How being a designer reduced my pedantry in arguments and affected my language

Empathy is useful

Monday 19 February 2024

Design has impacted how I handle myself in various situations across all spheres of my life - personal, professional, social, and everything in between. More specifically - trying to become better at design has led me to practice a certain subset of skills involving empathy and related characteristics.

I try to do things to the best of my ability. When I first started learning about design as a discipline beyond the confines of graphic design, which was my first introduction, I settled on a notion of design consisting of two things: how well we understand people, and how well a solution could be creatively tailored to that understanding. I focus on the former in this article; that’s where this all started: the psychology of people.

See YouTube video 'Brené Brown on Empathy'

It could be said this was a likely effect of my journey into adulthood. I venture that this maturation meant I was more receptive to what I could understand and the depth of what I was able to learn and subsequently apply. These changes also started fairly early in my twenties and well before my current capabilities. At this stage of my life (thirties, o no), the jar of fucks I have to give about most energy-draining things is slowly emptying and being replaced with cookies, which are far tastier.
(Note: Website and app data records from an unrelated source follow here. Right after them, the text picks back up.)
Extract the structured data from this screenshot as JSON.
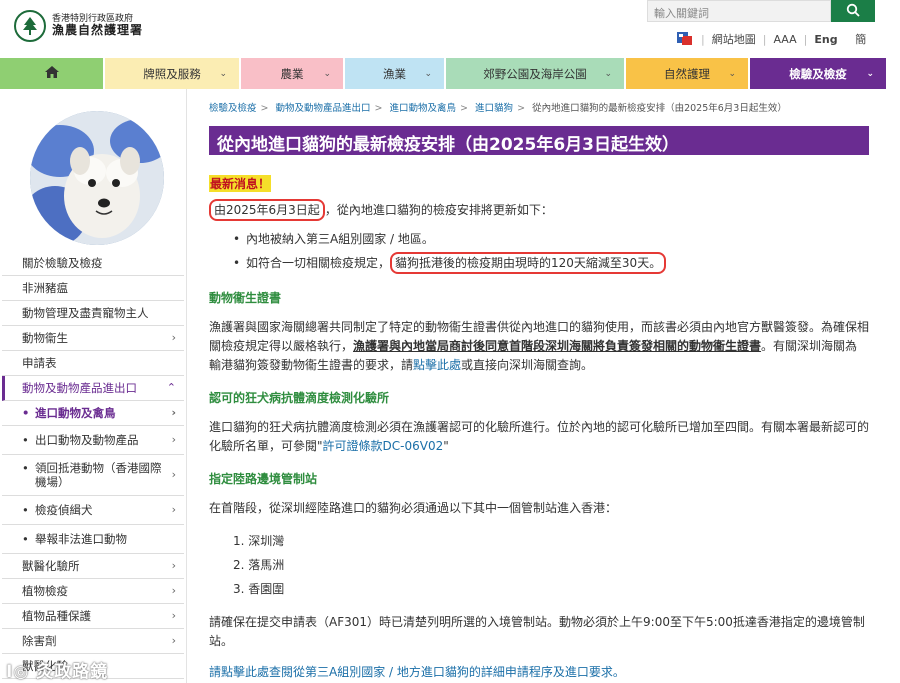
{
  "header": {
    "logo_line1": "香港特別行政區政府",
    "logo_line2": "漁農自然護理署",
    "search_placeholder": "輸入關鍵詞",
    "sitemap": "網站地圖",
    "text_size": "AAA",
    "lang_en": "Eng",
    "lang_sc": "簡"
  },
  "nav": {
    "home_icon": "home-icon",
    "items": [
      {
        "label": "牌照及服務",
        "color": "#fbedb3"
      },
      {
        "label": "農業",
        "color": "#f9bfc7"
      },
      {
        "label": "漁業",
        "color": "#bfe3f3"
      },
      {
        "label": "郊野公園及海岸公園",
        "color": "#a9dcb8"
      },
      {
        "label": "自然護理",
        "color": "#f9c247"
      },
      {
        "label": "檢驗及檢疫",
        "color": "#6a2c91"
      }
    ]
  },
  "sidebar": {
    "menu": [
      "關於檢驗及檢疫",
      "非洲豬瘟",
      "動物管理及盡責寵物主人",
      "動物衞生",
      "申請表",
      "動物及動物產品進出口",
      "進口動物及禽鳥",
      "出口動物及動物產品",
      "領回抵港動物（香港國際機場）",
      "檢疫偵緝犬",
      "舉報非法進口動物",
      "獸醫化驗所",
      "植物檢疫",
      "植物品種保護",
      "除害劑",
      "獸醫化驗"
    ]
  },
  "breadcrumb": [
    "檢驗及檢疫",
    "動物及動物產品進出口",
    "進口動物及禽鳥",
    "進口貓狗",
    "從內地進口貓狗的最新檢疫安排（由2025年6月3日起生效）"
  ],
  "page": {
    "title": "從內地進口貓狗的最新檢疫安排（由2025年6月3日起生效）",
    "latest_news": "最新消息！",
    "intro_date": "由2025年6月3日起",
    "intro_rest": "，從內地進口貓狗的檢疫安排將更新如下：",
    "bullet1": "內地被納入第三A組別國家 / 地區。",
    "bullet2_pre": "如符合一切相關檢疫規定，",
    "bullet2_box": "貓狗抵港後的檢疫期由現時的120天縮減至30天。",
    "sec1_title": "動物衞生證書",
    "sec1_text_a": "漁護署與國家海關總署共同制定了特定的動物衞生證書供從內地進口的貓狗使用，而該書必須由內地官方獸醫簽發。為確保相關檢疫規定得以嚴格執行，",
    "sec1_text_u": "漁護署與內地當局商討後同意首階段深圳海關將負責簽發相關的動物衞生證書",
    "sec1_text_b": "。有關深圳海關為輸港貓狗簽發動物衞生證書的要求，請",
    "sec1_link": "點擊此處",
    "sec1_text_c": "或直接向深圳海關查詢。",
    "sec2_title": "認可的狂犬病抗體滴度檢測化驗所",
    "sec2_text_a": "進口貓狗的狂犬病抗體滴度檢測必須在漁護署認可的化驗所進行。位於內地的認可化驗所已增加至四間。有關本署最新認可的化驗所名單，可參閱\"",
    "sec2_link": "許可證條款DC-06V02",
    "sec2_text_b": "\"",
    "sec3_title": "指定陸路邊境管制站",
    "sec3_text": "在首階段，從深圳經陸路進口的貓狗必須通過以下其中一個管制站進入香港：",
    "stations": [
      "1. 深圳灣",
      "2. 落馬洲",
      "3. 香園圍"
    ],
    "note": "請確保在提交申請表（AF301）時已清楚列明所選的入境管制站。動物必須於上午9:00至下午5:00抵達香港指定的邊境管制站。",
    "bottom_link": "請點擊此處查閱從第三A組別國家 / 地方進口貓狗的詳細申請程序及進口要求。"
  },
  "watermark": "I◎ 灸政路鏡"
}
Conflict resolution

One of the areas heavily impacted by design is the way I handle arguments. This was most easily seen in text. The level of pedantry to counter every single point was excruciating; more so if I was engage in an argument with someone with the same behaviour.

At some point I subconsciously decided that being right wasn’t worth it. Arguments are unavoidable; ugliness isn’t worth the effort. Leaving my ego at the door was nigh painful; becoming outcome-focussed meant resisting the urge to comment on everything and instead focus on resolving the conflict.

At this point in my self-development journey, I no longer feel wronged in a similar manner. How people behave is a reflection of themselves, and not necessarily myself; who am I to take their feelings personally? Those are theirs, and they’re usually valid. Most people I engage with (luckily!) aren’t unreasonable, and feelings on both sides can be valid even if they’re contradictory - which leads me to my next point:

Both can be true

There is a lot of black-and-white when it comes to people being steadfast in their emotional standpoints when the reality is we’re swimming in a grey area. I find a lot of my responses these days have become ‘both can be true’. Someone could feel hurt at something seemingly innocuous I said that wasn’t intended to do so; I don’t have to feel like I did anything wrong (depending on what it is), but I can still apologise for having that effect. Someone hurting, or being right (perhaps with a hint of superiority or smugness, hm? Yes, the irony was intentional 😆) - what’s more important? Most people aren’t careful with language in they’re communicating.

Another design epithet that hit home: focus on what people mean, not what they say. Imagine the agency I felt when I discovered active listening skills.

Character development

Early on I came to the conclusion people are the eventually the receivers of most things we do - be it ourselves or someone else. Even when we do things for altruistic purposes, we usually benefit internally to some degree. Being kind makes us feel good. While I became more kind and enjoy helping people, I became selective to whom I gave my energy and no longer tolerated toxicity.

Note that this doesn’t mean one must tip-toe around the feelings of others all the time. In reading the situation ‘correctly’ we’re able to make more appropriate decisions; personally, I’d rather someone found me to be an asshat only when I intended to be one (and yes, I do this, albeit rarely!).

Changes in communication

Being empathetic and outcome-focussed in more difficult conversations has required changes in communication both verbally and in text:

  • Language: The nature of the language I use is more tactful than it used to be. I’ve always been straightforward in communicating issues, but not necessarily as careful with my language.
  • Efficiency: I hesitate to call myself articulate, as I could be more concise and efficient, so I often describe myself as wordy or talkative (oh, the irony). I would like to think I’ve become better at being concise when the situation warrants it.
  • Reception: Fewer text walls in social messaging apps or emails. Whatever is being communicated often gets amplified and tinged with overwhelm, which is not something I would like received. Calls are better.

My use of an obscene number of emotes and emojis has remained, however. They’re a fantastic indicator of tone, which can be difficult to glean through text. I’m never gonna give them up.

Hehe. :3

There can be downsides

There’s a lot I’ve learnt about handling people. Ultimately, much about becoming a better designer was tightly coupled with becoming a better person. Empathy overload combined with kindness can contribute to deteriorating mental health. If someone were to go down this route of self-development with empathy there needs to be growth of self-awareness and emotional regulation. Boundaries need to be slammed down when appropriate, and protected. I may have a long way to go, but the learning process has been invaluable in many facets of my life already.

In conclusion

In giving advice to developers, I encourage them to learn about design: at minimum learn to have more empathy for users, if nothing else - though there’s plenty on designing effective systems and solutions that is relevant to a developer, especially if you work in small teams or alone. I advise designers to learn some code too; many who take their work seriously do it because they value that understanding.